=== THE RECORDS ===
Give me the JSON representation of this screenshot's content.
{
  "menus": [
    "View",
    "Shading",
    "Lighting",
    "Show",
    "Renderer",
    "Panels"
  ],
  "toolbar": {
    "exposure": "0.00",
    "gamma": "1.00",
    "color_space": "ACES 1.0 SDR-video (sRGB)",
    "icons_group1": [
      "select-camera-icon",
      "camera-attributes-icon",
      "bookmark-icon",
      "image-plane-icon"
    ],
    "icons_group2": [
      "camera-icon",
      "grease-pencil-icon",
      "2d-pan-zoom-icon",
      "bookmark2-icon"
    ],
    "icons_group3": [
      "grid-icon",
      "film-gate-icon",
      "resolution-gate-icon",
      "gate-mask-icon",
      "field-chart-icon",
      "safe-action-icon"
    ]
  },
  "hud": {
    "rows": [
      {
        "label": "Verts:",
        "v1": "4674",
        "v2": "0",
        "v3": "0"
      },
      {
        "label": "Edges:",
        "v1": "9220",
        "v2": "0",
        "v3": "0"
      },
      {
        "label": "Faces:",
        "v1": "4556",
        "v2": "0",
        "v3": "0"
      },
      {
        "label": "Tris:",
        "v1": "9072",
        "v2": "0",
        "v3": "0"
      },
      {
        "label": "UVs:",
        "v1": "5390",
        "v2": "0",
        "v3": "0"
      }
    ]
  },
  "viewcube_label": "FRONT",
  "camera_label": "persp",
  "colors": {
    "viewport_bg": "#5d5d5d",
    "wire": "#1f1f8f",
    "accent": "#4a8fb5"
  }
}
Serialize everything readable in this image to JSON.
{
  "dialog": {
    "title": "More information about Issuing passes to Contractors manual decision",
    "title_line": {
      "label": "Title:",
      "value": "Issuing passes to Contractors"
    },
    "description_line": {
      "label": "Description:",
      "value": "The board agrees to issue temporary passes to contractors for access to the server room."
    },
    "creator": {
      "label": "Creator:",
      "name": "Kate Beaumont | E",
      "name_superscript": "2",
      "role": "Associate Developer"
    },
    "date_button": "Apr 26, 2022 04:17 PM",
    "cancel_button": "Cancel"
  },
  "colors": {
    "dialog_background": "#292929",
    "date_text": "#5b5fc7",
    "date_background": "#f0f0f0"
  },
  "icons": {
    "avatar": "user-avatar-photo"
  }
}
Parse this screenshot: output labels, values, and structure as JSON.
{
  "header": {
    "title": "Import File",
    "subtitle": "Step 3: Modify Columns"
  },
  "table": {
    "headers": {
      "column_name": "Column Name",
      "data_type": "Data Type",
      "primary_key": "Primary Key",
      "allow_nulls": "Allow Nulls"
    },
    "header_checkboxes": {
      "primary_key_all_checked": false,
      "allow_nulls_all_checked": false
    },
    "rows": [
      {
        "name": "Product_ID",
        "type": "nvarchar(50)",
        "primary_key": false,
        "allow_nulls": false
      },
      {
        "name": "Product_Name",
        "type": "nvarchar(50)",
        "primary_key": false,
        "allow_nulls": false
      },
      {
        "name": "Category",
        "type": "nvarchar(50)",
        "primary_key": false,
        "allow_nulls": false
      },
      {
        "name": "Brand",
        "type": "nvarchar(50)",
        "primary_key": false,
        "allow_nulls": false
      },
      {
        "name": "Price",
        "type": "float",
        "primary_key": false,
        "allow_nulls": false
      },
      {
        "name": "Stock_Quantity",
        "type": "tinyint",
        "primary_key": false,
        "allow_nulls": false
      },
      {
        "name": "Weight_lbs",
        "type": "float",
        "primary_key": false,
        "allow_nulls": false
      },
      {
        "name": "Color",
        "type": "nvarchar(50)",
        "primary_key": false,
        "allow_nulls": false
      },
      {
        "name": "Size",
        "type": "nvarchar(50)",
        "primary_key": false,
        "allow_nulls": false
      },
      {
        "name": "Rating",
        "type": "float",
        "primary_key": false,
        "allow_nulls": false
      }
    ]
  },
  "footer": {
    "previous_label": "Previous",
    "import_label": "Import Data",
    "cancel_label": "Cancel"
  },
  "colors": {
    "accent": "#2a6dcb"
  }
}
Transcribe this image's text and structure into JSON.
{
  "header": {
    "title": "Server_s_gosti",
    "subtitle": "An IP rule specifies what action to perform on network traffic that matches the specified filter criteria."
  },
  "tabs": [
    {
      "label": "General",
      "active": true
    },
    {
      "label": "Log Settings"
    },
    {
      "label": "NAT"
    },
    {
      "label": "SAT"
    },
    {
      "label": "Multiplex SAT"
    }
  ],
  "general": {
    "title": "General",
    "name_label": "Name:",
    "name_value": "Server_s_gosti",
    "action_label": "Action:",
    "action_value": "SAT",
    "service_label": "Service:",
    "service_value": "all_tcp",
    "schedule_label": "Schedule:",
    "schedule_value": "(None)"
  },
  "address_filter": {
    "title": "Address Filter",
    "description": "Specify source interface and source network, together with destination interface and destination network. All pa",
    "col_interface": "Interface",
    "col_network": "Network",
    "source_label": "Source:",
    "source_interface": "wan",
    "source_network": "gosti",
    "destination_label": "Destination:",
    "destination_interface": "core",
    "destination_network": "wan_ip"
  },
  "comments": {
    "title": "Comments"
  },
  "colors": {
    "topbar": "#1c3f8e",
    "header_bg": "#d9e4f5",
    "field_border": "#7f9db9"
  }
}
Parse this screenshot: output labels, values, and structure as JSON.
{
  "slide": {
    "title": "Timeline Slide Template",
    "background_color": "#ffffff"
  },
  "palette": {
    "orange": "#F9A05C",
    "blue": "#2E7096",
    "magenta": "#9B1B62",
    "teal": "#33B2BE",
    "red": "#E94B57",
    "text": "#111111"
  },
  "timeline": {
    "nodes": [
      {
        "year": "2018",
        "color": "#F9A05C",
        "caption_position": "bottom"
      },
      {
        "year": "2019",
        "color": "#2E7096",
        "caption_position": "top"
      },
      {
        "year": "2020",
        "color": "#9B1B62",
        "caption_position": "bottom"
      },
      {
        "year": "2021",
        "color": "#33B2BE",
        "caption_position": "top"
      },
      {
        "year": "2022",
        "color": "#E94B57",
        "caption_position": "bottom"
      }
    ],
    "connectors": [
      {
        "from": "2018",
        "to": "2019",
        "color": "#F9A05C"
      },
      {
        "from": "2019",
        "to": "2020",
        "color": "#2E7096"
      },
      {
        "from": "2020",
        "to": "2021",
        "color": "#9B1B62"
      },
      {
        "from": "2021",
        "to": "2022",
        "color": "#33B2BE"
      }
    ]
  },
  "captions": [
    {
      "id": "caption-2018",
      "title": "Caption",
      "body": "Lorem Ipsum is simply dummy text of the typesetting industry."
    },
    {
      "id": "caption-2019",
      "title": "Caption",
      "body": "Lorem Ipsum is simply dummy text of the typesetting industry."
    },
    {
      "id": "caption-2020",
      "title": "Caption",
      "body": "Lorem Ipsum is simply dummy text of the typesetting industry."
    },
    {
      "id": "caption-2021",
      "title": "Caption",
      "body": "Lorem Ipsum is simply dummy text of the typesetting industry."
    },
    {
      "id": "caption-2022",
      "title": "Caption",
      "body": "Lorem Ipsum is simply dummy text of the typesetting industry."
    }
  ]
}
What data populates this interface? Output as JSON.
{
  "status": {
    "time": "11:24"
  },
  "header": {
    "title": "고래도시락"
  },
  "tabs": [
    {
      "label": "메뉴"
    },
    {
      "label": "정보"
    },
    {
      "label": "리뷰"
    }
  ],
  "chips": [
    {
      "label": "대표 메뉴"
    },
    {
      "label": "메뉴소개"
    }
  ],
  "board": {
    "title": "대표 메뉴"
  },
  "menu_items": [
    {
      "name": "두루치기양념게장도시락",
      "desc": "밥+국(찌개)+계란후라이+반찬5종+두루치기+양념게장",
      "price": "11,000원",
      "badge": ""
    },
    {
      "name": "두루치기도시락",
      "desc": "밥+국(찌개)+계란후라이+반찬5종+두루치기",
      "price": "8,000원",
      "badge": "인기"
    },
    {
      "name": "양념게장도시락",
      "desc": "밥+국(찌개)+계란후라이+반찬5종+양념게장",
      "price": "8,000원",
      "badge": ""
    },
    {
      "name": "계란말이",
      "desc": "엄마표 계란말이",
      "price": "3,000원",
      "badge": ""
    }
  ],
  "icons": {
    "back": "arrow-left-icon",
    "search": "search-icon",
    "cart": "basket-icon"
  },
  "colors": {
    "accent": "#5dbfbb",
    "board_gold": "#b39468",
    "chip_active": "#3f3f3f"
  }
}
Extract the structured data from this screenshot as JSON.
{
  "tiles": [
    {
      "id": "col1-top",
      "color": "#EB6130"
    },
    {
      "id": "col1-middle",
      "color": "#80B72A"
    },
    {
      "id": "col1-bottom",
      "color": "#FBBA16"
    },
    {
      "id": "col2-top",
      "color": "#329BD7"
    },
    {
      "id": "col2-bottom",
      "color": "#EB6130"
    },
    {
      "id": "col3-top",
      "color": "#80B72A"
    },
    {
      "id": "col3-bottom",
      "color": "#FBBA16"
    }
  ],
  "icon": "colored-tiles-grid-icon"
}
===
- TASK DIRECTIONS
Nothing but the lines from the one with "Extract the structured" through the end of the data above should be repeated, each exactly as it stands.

- TASK RESPONSE
Extract the structured data from this screenshot as JSON.
{
  "tiles": [
    {
      "id": "col1-top",
      "color": "#EB6130"
    },
    {
      "id": "col1-middle",
      "color": "#80B72A"
    },
    {
      "id": "col1-bottom",
      "color": "#FBBA16"
    },
    {
      "id": "col2-top",
      "color": "#329BD7"
    },
    {
      "id": "col2-bottom",
      "color": "#EB6130"
    },
    {
      "id": "col3-top",
      "color": "#80B72A"
    },
    {
      "id": "col3-bottom",
      "color": "#FBBA16"
    }
  ],
  "icon": "colored-tiles-grid-icon"
}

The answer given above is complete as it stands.